understand his Miranda rights; therefore, his second
confession was tainted; and (2) officers violated his Sixth
Amendment right to counsel by conducting the second
interview. Because the record establishes sufficient
attenuating circumstances between the confessions to remove
any alleged taint, the trial court abused its discretion by
suppressing appellee's second confession. Accordingly, I
would reverse the trial court's order and remand for
further proceedings. I respectfully dissent from the majority
was arrested on August 10, 2017 for four aggravated robberies
arising from two criminal episodes involving different
victims. He was indicted on three charges in which he
allegedly exhibited a handgun while in the course of
approximately 3:00 a.m. on August 10, 2017, Detective
Thayer advised appellee of his
Miranda rights and conducted a custodial interview.
Detective Thayer then interviewed appellee for approximately
twenty-two minutes. Appellee admitted consuming alcohol,
marijuana, and cocaine prior to the crime spree and claimed

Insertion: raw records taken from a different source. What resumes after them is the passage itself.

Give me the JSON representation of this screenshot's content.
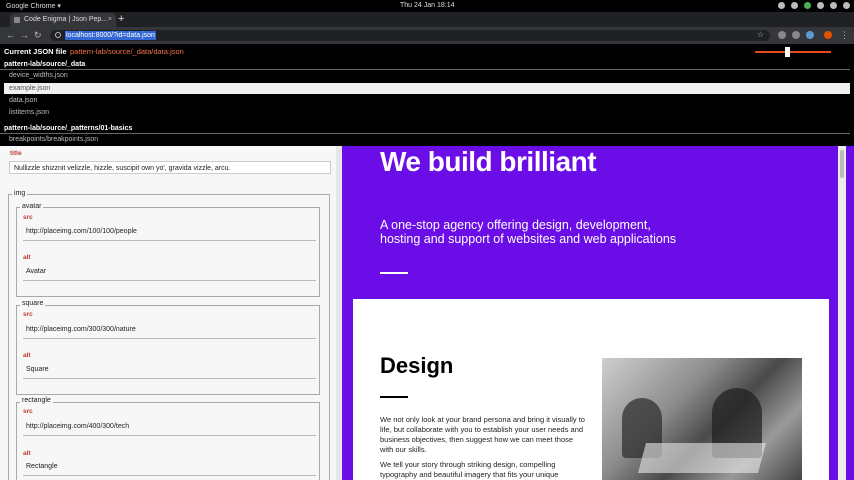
{
  "os": {
    "app_name": "Google Chrome ▾",
    "clock": "Thu 24 Jan  18:14"
  },
  "browser": {
    "tab_title": "Code Enigma | Json Pep...",
    "new_tab": "+",
    "url": "localhost:8000/?id=data.json"
  },
  "json_editor": {
    "current_label": "Current JSON file",
    "current_file": "pattern-lab/source/_data/data.json",
    "dir1": "pattern-lab/source/_data",
    "dir1_files": [
      "device_widths.json",
      "example.json",
      "data.json",
      "listitems.json"
    ],
    "selected_index": 1,
    "dir2": "pattern-lab/source/_patterns/01-basics",
    "dir2_files": [
      "breakpoints/breakpoints.json"
    ]
  },
  "form": {
    "title_label": "title",
    "title_value": "Nullizzle shizznit velizzle, hizzle, suscipit own yo', gravida vizzle, arcu.",
    "img_legend": "img",
    "groups": [
      {
        "legend": "avatar",
        "src_label": "src",
        "src_value": "http://placeimg.com/100/100/people",
        "alt_label": "alt",
        "alt_value": "Avatar"
      },
      {
        "legend": "square",
        "src_label": "src",
        "src_value": "http://placeimg.com/300/300/nature",
        "alt_label": "alt",
        "alt_value": "Square"
      },
      {
        "legend": "rectangle",
        "src_label": "src",
        "src_value": "http://placeimg.com/400/300/tech",
        "alt_label": "alt",
        "alt_value": "Rectangle"
      }
    ]
  },
  "preview": {
    "hero_title": "We build brilliant",
    "hero_sub": "A one-stop agency offering design, development, hosting and support of websites and web applications",
    "card_title": "Design",
    "card_p1": "We not only look at your brand persona and bring it visually to life, but collaborate with you to establish your user needs and business objectives, then suggest how we can meet those with our skills.",
    "card_p2": "We tell your story through striking design, compelling typography and beautiful imagery that fits your unique"
  },
  "colors": {
    "accent": "#6a0de6",
    "slider": "#e64a19",
    "file_highlight": "#f2734b"
  }
}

not to remember some details. He admitted to touching a gun
and firing it once in the air, but denied ownership of the
gun or shooting it toward a white truck. He recalled stealing
two cell phones from two women at different apartment
complexes, but he threw them away. At the end of the
interview, Detective Thayer explained appellee would appear
before a judge who would talk to him and explain the charges.
Detective Thayer reiterated appellee could obtain a lawyer.
magistrate arraigned appellee at 7:36 p.m. that evening.
Appellee requested a court-appointed attorney.
August 11, 2017, at 12:21 p.m., the trial court appointed
counsel; however, counsel declined the appointment. The
record does not indicate the time counsel declined the
appointment. Around "dinnertime," Detective
Olegario Garcia transported appellee from jail to the police
station for questioning. Detective Garcia removed
appellee's handcuffs and let him eat food from
McDonald's before the interview. Appellee received
Miranda warnings again and willingly participated in
counsel, who accepted the appointment on August 14, 2017,
filed an omnibus pretrial motion requesting, among other
things, a hearing prior to the introduction of any statements
allegedly made, either orally or in writing, "to
determine the admissibility of ...